» **WORK REQUEST**
A line qualifies if it holds the string "zizi". Copy every qualifying line from the records.

(Excerpts from an interface dataset)
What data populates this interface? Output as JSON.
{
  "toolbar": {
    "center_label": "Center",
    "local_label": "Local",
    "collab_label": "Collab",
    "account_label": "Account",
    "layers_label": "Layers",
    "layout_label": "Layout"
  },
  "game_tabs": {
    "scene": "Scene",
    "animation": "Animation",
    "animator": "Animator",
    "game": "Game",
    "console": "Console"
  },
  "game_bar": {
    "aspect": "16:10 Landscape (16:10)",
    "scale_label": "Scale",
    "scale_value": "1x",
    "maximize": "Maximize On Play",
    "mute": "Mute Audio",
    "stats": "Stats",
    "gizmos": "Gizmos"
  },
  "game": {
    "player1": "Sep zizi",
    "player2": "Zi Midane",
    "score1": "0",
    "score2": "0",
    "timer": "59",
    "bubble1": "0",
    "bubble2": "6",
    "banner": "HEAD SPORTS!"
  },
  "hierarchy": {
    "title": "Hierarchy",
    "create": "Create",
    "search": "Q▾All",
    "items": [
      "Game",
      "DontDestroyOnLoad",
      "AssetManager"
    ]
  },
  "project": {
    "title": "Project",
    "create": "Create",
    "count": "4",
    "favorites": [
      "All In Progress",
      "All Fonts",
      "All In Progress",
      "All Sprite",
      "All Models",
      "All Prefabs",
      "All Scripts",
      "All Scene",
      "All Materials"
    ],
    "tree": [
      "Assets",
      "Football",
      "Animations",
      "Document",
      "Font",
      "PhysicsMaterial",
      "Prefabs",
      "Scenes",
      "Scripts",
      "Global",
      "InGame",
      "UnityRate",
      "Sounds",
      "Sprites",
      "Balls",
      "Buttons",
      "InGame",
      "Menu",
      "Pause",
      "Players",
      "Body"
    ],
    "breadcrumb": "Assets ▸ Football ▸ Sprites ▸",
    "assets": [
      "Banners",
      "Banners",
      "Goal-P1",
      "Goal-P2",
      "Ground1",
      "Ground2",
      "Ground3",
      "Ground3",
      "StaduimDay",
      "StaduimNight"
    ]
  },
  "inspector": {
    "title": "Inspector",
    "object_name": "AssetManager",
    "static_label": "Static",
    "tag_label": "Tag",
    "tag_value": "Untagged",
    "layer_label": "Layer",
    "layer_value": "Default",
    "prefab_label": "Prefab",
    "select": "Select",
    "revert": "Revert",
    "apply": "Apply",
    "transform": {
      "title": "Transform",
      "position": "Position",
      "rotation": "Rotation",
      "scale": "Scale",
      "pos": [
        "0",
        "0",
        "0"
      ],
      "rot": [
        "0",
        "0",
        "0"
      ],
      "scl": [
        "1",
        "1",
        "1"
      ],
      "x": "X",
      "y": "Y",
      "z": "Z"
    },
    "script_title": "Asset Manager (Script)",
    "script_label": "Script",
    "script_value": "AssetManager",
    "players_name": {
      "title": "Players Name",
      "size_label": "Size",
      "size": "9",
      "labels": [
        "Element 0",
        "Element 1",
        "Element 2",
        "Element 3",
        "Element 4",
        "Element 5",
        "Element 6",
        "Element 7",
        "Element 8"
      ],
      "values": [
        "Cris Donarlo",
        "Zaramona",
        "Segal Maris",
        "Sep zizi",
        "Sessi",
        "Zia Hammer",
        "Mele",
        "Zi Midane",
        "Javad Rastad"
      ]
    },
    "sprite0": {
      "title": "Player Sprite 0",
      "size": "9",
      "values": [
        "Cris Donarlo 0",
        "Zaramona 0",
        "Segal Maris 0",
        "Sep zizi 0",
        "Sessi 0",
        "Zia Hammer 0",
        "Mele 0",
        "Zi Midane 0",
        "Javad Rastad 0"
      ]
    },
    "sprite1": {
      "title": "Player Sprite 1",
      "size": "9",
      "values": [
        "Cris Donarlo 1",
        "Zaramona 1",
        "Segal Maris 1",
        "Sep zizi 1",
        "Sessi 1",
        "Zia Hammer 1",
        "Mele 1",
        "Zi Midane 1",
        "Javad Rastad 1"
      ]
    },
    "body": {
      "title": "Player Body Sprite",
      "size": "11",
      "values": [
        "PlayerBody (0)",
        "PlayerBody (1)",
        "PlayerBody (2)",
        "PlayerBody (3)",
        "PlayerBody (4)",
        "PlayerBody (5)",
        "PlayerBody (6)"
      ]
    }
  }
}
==
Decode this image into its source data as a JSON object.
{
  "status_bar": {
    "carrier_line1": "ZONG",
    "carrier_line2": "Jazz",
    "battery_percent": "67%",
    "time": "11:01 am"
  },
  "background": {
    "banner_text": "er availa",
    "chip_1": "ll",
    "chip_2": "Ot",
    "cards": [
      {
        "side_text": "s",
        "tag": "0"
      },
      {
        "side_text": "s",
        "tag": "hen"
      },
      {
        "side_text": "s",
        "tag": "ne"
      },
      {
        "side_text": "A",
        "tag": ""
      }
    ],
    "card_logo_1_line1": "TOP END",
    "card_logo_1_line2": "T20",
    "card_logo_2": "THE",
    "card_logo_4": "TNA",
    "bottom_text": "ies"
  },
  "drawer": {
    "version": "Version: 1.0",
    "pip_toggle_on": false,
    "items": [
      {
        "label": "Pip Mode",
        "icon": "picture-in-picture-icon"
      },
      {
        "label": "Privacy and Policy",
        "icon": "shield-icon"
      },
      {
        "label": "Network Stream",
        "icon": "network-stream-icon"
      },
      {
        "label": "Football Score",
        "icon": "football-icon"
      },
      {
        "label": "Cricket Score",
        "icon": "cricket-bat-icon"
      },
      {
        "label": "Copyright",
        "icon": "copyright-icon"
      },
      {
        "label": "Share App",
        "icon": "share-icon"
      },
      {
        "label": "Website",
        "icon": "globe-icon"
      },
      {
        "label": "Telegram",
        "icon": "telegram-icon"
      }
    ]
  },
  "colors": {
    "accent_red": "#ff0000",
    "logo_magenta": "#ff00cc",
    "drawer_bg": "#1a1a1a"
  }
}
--
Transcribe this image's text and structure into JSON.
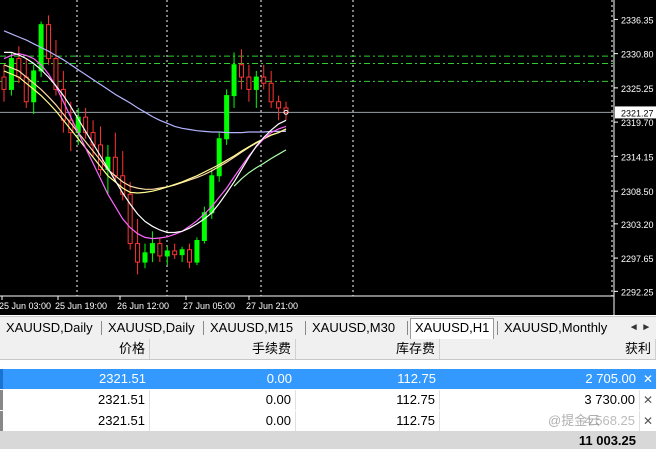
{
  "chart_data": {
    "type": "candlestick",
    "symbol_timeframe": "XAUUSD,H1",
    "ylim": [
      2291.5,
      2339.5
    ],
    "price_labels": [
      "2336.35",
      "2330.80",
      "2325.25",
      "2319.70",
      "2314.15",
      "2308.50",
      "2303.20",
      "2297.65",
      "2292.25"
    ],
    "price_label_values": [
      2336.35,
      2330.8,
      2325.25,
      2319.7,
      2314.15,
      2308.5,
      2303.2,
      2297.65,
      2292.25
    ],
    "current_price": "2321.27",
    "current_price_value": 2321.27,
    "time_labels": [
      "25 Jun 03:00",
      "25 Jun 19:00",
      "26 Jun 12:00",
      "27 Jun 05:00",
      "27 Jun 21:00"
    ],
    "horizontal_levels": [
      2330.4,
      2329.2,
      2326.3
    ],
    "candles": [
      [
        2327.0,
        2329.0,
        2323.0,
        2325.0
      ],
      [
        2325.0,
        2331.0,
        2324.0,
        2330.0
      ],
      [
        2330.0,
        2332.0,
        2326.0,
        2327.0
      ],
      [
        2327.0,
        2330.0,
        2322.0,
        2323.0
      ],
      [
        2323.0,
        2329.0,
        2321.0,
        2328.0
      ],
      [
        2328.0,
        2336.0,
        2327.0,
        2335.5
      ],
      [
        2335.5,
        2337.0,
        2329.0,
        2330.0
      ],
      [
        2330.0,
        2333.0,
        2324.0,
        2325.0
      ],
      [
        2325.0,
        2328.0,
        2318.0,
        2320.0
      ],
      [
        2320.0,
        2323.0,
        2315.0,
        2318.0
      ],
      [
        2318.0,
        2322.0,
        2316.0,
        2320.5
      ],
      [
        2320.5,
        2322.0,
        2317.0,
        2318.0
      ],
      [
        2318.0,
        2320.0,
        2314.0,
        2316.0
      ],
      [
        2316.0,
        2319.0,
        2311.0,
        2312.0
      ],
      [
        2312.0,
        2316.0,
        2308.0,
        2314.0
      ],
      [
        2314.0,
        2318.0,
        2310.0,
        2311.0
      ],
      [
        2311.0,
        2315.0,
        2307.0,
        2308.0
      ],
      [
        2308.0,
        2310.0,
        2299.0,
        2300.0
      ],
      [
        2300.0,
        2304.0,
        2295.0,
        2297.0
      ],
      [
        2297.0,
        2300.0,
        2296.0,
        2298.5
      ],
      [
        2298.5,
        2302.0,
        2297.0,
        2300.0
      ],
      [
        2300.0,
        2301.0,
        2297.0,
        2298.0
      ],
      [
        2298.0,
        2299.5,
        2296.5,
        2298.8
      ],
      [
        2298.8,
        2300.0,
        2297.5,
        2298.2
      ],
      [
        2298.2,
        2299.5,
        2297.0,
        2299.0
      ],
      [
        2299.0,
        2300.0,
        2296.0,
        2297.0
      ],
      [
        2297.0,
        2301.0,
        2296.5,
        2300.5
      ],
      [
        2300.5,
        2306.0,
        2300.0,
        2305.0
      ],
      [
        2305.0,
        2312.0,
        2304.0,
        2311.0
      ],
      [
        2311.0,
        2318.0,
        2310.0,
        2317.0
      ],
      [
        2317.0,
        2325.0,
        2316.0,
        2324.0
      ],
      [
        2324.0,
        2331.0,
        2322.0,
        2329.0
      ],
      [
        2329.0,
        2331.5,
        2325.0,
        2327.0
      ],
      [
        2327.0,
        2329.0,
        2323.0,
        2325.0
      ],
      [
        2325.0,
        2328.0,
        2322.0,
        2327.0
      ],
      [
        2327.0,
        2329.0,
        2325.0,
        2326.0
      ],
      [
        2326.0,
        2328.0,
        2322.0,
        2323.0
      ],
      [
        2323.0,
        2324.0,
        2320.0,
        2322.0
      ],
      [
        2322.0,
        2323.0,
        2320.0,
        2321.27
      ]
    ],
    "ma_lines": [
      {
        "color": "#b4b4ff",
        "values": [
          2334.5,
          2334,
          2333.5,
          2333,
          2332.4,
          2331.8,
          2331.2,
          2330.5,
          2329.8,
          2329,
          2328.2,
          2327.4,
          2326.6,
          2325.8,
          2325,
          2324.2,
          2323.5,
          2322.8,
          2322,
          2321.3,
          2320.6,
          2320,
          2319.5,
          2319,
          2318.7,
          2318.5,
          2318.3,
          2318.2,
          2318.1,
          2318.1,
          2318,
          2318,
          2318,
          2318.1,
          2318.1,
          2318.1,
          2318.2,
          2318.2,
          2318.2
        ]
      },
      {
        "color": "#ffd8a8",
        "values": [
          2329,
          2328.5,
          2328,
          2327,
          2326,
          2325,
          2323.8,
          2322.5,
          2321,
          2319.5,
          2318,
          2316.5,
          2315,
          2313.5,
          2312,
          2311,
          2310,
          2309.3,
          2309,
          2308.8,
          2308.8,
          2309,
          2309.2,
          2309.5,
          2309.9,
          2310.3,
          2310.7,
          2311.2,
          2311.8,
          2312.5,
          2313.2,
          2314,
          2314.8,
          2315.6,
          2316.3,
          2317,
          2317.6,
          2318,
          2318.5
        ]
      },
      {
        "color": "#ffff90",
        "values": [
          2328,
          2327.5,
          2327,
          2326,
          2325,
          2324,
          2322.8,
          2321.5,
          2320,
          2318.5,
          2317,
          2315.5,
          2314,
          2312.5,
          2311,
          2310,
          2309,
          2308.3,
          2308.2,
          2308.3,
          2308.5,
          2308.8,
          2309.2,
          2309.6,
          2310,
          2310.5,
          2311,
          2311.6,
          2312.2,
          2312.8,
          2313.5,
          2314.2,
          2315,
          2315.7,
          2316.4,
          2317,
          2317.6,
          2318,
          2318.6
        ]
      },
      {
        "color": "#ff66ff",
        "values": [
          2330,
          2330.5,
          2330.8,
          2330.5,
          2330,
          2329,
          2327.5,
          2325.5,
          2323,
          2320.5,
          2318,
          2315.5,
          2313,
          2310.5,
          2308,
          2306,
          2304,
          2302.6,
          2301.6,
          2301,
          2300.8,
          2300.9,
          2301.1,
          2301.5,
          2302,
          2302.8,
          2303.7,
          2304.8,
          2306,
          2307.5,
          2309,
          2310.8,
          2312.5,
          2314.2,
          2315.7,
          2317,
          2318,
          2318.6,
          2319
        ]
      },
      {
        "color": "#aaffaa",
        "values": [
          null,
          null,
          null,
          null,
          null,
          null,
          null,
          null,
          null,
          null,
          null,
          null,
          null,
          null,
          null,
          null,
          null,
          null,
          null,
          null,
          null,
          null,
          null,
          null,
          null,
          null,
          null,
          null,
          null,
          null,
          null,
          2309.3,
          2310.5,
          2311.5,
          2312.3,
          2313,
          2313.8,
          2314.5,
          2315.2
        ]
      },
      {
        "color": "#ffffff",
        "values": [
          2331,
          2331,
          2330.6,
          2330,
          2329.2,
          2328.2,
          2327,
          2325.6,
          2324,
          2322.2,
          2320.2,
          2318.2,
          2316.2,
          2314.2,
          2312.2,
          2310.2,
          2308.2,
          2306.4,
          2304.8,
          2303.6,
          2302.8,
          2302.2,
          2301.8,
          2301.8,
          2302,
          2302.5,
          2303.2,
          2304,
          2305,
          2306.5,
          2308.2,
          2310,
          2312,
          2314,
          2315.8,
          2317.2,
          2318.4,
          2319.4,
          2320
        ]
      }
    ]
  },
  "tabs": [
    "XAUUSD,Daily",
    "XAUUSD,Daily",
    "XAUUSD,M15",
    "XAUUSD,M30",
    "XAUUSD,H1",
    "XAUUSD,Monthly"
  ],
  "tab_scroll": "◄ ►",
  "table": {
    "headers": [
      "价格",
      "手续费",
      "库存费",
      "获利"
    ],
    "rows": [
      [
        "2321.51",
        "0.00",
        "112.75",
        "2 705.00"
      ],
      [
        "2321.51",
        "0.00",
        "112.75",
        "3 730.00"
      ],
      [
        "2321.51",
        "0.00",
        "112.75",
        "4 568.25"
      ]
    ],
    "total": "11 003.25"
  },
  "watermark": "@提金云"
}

» **COMPLETED EXERCISE**
    "player1": "Sep zizi",
        "Sep zizi",
        "Sep zizi 0",
        "Sep zizi 1",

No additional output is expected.